*** Records for the task Section Begins ***

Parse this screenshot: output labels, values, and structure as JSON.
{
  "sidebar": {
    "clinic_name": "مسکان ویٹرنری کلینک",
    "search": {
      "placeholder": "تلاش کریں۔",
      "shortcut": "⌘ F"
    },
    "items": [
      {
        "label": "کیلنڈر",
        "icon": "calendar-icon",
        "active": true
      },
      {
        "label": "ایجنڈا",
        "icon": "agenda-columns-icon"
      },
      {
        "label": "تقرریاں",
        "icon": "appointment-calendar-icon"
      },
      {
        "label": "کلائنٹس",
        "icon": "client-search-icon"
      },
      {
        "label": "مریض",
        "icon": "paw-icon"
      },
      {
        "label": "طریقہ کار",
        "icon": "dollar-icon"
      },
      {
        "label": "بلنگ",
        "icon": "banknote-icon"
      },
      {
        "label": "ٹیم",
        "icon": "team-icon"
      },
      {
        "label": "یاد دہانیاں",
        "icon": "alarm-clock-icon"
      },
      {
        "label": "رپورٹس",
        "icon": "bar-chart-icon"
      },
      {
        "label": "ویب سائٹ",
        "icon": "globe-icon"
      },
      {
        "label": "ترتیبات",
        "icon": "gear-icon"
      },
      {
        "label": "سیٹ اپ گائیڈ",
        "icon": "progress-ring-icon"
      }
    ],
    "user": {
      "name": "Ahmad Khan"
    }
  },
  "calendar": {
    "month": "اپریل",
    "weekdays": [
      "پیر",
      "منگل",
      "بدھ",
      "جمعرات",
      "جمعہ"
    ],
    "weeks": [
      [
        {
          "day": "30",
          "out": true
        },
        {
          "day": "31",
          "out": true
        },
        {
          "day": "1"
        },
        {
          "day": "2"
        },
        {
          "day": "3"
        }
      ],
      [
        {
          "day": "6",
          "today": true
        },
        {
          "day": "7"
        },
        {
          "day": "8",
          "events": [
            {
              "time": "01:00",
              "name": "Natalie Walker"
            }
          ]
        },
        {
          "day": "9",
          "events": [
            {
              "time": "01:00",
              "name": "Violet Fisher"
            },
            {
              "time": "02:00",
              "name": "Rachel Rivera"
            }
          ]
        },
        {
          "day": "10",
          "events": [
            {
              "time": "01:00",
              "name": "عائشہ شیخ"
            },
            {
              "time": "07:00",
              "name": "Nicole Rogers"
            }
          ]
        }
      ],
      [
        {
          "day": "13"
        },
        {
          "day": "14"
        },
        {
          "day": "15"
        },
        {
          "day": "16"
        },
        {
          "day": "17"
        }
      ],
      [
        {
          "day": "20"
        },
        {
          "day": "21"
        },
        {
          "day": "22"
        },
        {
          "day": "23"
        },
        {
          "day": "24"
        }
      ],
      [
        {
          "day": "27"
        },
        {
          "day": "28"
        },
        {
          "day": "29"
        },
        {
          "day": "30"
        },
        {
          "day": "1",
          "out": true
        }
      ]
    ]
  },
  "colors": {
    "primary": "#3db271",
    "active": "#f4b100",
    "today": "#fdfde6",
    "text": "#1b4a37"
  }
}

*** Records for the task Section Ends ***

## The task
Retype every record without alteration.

## Output of the task
Parse this screenshot: output labels, values, and structure as JSON.
{
  "sidebar": {
    "clinic_name": "مسکان ویٹرنری کلینک",
    "search": {
      "placeholder": "تلاش کریں۔",
      "shortcut": "⌘ F"
    },
    "items": [
      {
        "label": "کیلنڈر",
        "icon": "calendar-icon",
        "active": true
      },
      {
        "label": "ایجنڈا",
        "icon": "agenda-columns-icon"
      },
      {
        "label": "تقرریاں",
        "icon": "appointment-calendar-icon"
      },
      {
        "label": "کلائنٹس",
        "icon": "client-search-icon"
      },
      {
        "label": "مریض",
        "icon": "paw-icon"
      },
      {
        "label": "طریقہ کار",
        "icon": "dollar-icon"
      },
      {
        "label": "بلنگ",
        "icon": "banknote-icon"
      },
      {
        "label": "ٹیم",
        "icon": "team-icon"
      },
      {
        "label": "یاد دہانیاں",
        "icon": "alarm-clock-icon"
      },
      {
        "label": "رپورٹس",
        "icon": "bar-chart-icon"
      },
      {
        "label": "ویب سائٹ",
        "icon": "globe-icon"
      },
      {
        "label": "ترتیبات",
        "icon": "gear-icon"
      },
      {
        "label": "سیٹ اپ گائیڈ",
        "icon": "progress-ring-icon"
      }
    ],
    "user": {
      "name": "Ahmad Khan"
    }
  },
  "calendar": {
    "month": "اپریل",
    "weekdays": [
      "پیر",
      "منگل",
      "بدھ",
      "جمعرات",
      "جمعہ"
    ],
    "weeks": [
      [
        {
          "day": "30",
          "out": true
        },
        {
          "day": "31",
          "out": true
        },
        {
          "day": "1"
        },
        {
          "day": "2"
        },
        {
          "day": "3"
        }
      ],
      [
        {
          "day": "6",
          "today": true
        },
        {
          "day": "7"
        },
        {
          "day": "8",
          "events": [
            {
              "time": "01:00",
              "name": "Natalie Walker"
            }
          ]
        },
        {
          "day": "9",
          "events": [
            {
              "time": "01:00",
              "name": "Violet Fisher"
            },
            {
              "time": "02:00",
              "name": "Rachel Rivera"
            }
          ]
        },
        {
          "day": "10",
          "events": [
            {
              "time": "01:00",
              "name": "عائشہ شیخ"
            },
            {
              "time": "07:00",
              "name": "Nicole Rogers"
            }
          ]
        }
      ],
      [
        {
          "day": "13"
        },
        {
          "day": "14"
        },
        {
          "day": "15"
        },
        {
          "day": "16"
        },
        {
          "day": "17"
        }
      ],
      [
        {
          "day": "20"
        },
        {
          "day": "21"
        },
        {
          "day": "22"
        },
        {
          "day": "23"
        },
        {
          "day": "24"
        }
      ],
      [
        {
          "day": "27"
        },
        {
          "day": "28"
        },
        {
          "day": "29"
        },
        {
          "day": "30"
        },
        {
          "day": "1",
          "out": true
        }
      ]
    ]
  },
  "colors": {
    "primary": "#3db271",
    "active": "#f4b100",
    "today": "#fdfde6",
    "text": "#1b4a37"
  }
}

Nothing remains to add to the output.